As you well know, on 22 July 2020 the Minister of the Presidency and First Vice-president of the Spanish Government, Mrs Carmen Calvo, announced the government’s decision to support the working definition of anti-Semitism of the IHRA.
The IHRA declaration points out that any show of generalised hatred or delegitimisation against Israel or its citizens and the application of a double standard against them could be considered as anti-Semitic. Thus, carrying out boycott activities of delegitimising campaigns, like the BDS, that seek to discriminate against those who support the Jewish state and against its companies and citizens are included in anti-Semitic behaviour. With the approval of said text, any public financing of those groups and giving coverage to their activities could be formally considered in Spain as Jew-hating.

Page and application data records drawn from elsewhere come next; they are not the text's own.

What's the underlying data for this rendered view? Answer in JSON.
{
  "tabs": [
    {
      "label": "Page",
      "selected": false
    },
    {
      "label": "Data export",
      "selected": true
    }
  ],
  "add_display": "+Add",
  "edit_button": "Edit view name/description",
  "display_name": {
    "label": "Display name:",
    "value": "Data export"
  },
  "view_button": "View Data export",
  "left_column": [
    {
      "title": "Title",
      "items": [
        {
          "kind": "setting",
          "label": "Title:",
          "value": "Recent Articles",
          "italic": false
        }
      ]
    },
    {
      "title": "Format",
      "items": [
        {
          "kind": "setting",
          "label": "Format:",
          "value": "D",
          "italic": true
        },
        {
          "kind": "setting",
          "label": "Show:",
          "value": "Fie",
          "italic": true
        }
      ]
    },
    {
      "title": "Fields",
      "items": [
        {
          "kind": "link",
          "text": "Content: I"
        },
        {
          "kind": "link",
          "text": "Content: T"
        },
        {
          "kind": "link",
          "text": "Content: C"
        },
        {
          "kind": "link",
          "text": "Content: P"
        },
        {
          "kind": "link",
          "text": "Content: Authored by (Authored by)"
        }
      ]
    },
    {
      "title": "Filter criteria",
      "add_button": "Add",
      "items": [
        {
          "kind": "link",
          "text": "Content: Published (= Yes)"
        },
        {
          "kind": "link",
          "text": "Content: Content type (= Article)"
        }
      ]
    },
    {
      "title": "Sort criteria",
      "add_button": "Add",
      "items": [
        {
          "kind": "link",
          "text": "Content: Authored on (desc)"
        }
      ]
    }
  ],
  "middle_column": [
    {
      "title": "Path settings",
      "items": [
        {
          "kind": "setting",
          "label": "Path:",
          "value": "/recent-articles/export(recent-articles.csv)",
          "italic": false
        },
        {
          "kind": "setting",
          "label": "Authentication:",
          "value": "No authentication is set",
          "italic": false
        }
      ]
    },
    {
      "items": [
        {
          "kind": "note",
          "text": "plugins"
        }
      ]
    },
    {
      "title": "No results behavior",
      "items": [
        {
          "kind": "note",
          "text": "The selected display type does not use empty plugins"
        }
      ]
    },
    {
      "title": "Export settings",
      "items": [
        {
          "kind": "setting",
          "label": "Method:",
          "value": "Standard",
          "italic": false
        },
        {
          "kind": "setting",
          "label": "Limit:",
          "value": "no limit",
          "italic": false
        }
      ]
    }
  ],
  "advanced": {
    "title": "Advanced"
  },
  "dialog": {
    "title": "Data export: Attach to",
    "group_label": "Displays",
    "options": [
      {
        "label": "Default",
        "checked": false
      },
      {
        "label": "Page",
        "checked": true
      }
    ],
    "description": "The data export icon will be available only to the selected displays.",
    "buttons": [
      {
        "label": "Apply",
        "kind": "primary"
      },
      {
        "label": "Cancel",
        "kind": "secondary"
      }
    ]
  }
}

That announcement of the Vice-president Calvo was received, as could not be otherwise, with satisfaction by all the organizations whose primary purpose is the fight against anti-Semitism. Logically, as we pointed out in its day, that first step had to produce as soon as possible a declaration of the Government or a vote in Parliament that formalised said support. This is the usual way it has happened in the 31 countries that have joined the IHRA definition and the examples it details.
Apart from a formal reason, the reality of a government that speaks with several voices, on many occasions contradictory, and the very casual and little detailed manner in which the Vice-president announced the support for the IHRA definition of anti-Semitism made us ask for a degree of formality to prevent it from merely being a propaganda gesture for the gallery without any backup or formal implications.
We shouldn’t forget that there are reasons for a certain scepticism, as Podemos, one of the partners of the current government, frequently resorts to demonising the Jewish collective, Israel, and the party’s leader and now Vice-president of the Government, Pablo Iglesias, has directed programmes in the Iranian public television in Spanish where he has broadcasted extremely serious anti-Semitic libels. Neither was it a reason for being confident the 72 resolutions of boycott against Israel, its citizens and companies approved by local governments in Spain, and which have been declared illegal by the courts thanks to the initiative of ACOM, boycotts that were approved with the votes of the parties of the Spanish Government: PSOE and Podemos.
Unfortunately, on the first occasion for the Spanish Government to make a statement and stand by its adherence to this definition with tangible actions, the executive has done absolutely nothing.
On 1 September we warned about a course with a marked anti-Semitic bias organised by the Public University of Navarra with the insulting title of “Apartheid in Palestine and the criminalisation of solidarity”.
Appealing precisely to the IHRA declaration, we argue that:
1- An activity organised by groups that promote anti-Semitism should not be allowed in a public university.
2- The evident nature of political activism of said activity should no be legitimised as a teaching activity in a state academic institution.
3- The freedom to teach, like the freedom of expression, has its limits: the law. In Spain, inciting hatred, the apology of terrorism, and anti-Semitism are crimes. This course is organised by an organization that rejects the IHRA definition of anti-Semitism apparently supported by the government. And in this activity participate people who have made it their job to lead anti-Semitic activities thus defined.
The governments of Spain and Navarra should have intervened to cancel this course. None of the two have even made a statement, despite the requirements from international organizations such as the World Jewish Congress, the Simon Wiesenthal Centre, Combat Antisemitism or the European Jewish Congress.
For this reason, just as that announcement in July received a warm welcome from everyone, we ask you to add your voice to denounce the dissociation between what the Government preaches about the fight against anti-Semitism and the measures it takes to such effect. If this Government intends to be taken seriously and that we believe in its manifested intention of fighting this scourge, it must turn its informal gestures into formal steps and tangible acts, beginning by this Jew-hating act in a public university.
Thank you very much for your attention.
PRESIDENT OF ACOM